╭─ RECORDS PROVIDED

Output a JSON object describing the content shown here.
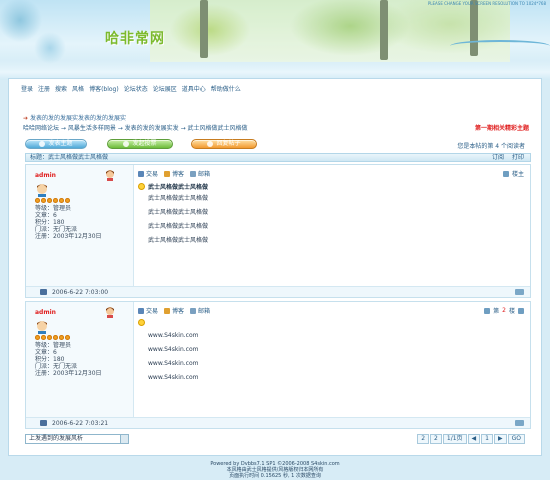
{
  "header": {
    "logo": "哈非常网",
    "note": "PLEASE CHANGE YOUR SCREEN RESOLUTION TO 1024*768"
  },
  "topnav": [
    "登录",
    "注册",
    "搜索",
    "风格",
    "博客(blog)",
    "论坛状态",
    "论坛展区",
    "道具中心",
    "帮助做什么"
  ],
  "announcement": "发表的发的发展实发表的发的发展实",
  "breadcrumb": {
    "path": "哈哈网络论坛 → 风暴生活多样网景 → 发表的发的发展实发 → 武士风格做武士风格做",
    "hot_label": "第一期相关精彩主题"
  },
  "actions": {
    "new_topic": "发表主题",
    "new_poll": "发起投票",
    "reply": "回复帖子"
  },
  "view_count": "您是本帖的第 4 个阅读者",
  "thread": {
    "title": "标题：武士风格做武士风格做",
    "print_label": "打印",
    "subscribe_label": "订阅"
  },
  "tools": {
    "exchange": "交易",
    "blog": "博客",
    "mail": "邮箱"
  },
  "posts": [
    {
      "author": "admin",
      "role": "等级：管理员",
      "articles": "文章：6",
      "points": "积分：180",
      "sect": "门派：无门无派",
      "registered": "注册：2003年12月30日",
      "floor_label": "楼主",
      "title": "武士风格做武士风格做",
      "lines": [
        "武士风格做武士风格做",
        "武士风格做武士风格做",
        "武士风格做武士风格做",
        "武士风格做武士风格做"
      ],
      "date": "2006-6-22 7:03:00"
    },
    {
      "author": "admin",
      "role": "等级：管理员",
      "articles": "文章：6",
      "points": "积分：180",
      "sect": "门派：无门无派",
      "registered": "注册：2003年12月30日",
      "floor_prefix": "第",
      "floor_num": "2",
      "floor_suffix": "楼",
      "lines": [
        "www.S4skin.com",
        "www.S4skin.com",
        "www.S4skin.com",
        "www.S4skin.com"
      ],
      "date": "2006-6-22 7:03:21"
    }
  ],
  "jump_select": "上发遇到的发展风析",
  "pager": [
    "2",
    "2",
    "1/1页",
    "◀",
    "1",
    "▶",
    "GO"
  ],
  "footer": {
    "line1": "Powered by Dvbbs7.1 SP1 ©2006-2008 S4skin.com",
    "line2": "本风格由武士风格提供/风格版权归本网所有",
    "line3": "页面执行时间 0.15625 秒, 1 次数据查询"
  }
}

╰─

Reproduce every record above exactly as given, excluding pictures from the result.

:: EXERCISE OUTPUT ::
Output a JSON object describing the content shown here.
{
  "header": {
    "logo": "哈非常网",
    "note": "PLEASE CHANGE YOUR SCREEN RESOLUTION TO 1024*768"
  },
  "topnav": [
    "登录",
    "注册",
    "搜索",
    "风格",
    "博客(blog)",
    "论坛状态",
    "论坛展区",
    "道具中心",
    "帮助做什么"
  ],
  "announcement": "发表的发的发展实发表的发的发展实",
  "breadcrumb": {
    "path": "哈哈网络论坛 → 风暴生活多样网景 → 发表的发的发展实发 → 武士风格做武士风格做",
    "hot_label": "第一期相关精彩主题"
  },
  "actions": {
    "new_topic": "发表主题",
    "new_poll": "发起投票",
    "reply": "回复帖子"
  },
  "view_count": "您是本帖的第 4 个阅读者",
  "thread": {
    "title": "标题：武士风格做武士风格做",
    "print_label": "打印",
    "subscribe_label": "订阅"
  },
  "tools": {
    "exchange": "交易",
    "blog": "博客",
    "mail": "邮箱"
  },
  "posts": [
    {
      "author": "admin",
      "role": "等级：管理员",
      "articles": "文章：6",
      "points": "积分：180",
      "sect": "门派：无门无派",
      "registered": "注册：2003年12月30日",
      "floor_label": "楼主",
      "title": "武士风格做武士风格做",
      "lines": [
        "武士风格做武士风格做",
        "武士风格做武士风格做",
        "武士风格做武士风格做",
        "武士风格做武士风格做"
      ],
      "date": "2006-6-22 7:03:00"
    },
    {
      "author": "admin",
      "role": "等级：管理员",
      "articles": "文章：6",
      "points": "积分：180",
      "sect": "门派：无门无派",
      "registered": "注册：2003年12月30日",
      "floor_prefix": "第",
      "floor_num": "2",
      "floor_suffix": "楼",
      "lines": [
        "www.S4skin.com",
        "www.S4skin.com",
        "www.S4skin.com",
        "www.S4skin.com"
      ],
      "date": "2006-6-22 7:03:21"
    }
  ],
  "jump_select": "上发遇到的发展风析",
  "pager": [
    "2",
    "2",
    "1/1页",
    "◀",
    "1",
    "▶",
    "GO"
  ],
  "footer": {
    "line1": "Powered by Dvbbs7.1 SP1 ©2006-2008 S4skin.com",
    "line2": "本风格由武士风格提供/风格版权归本网所有",
    "line3": "页面执行时间 0.15625 秒, 1 次数据查询"
  }
}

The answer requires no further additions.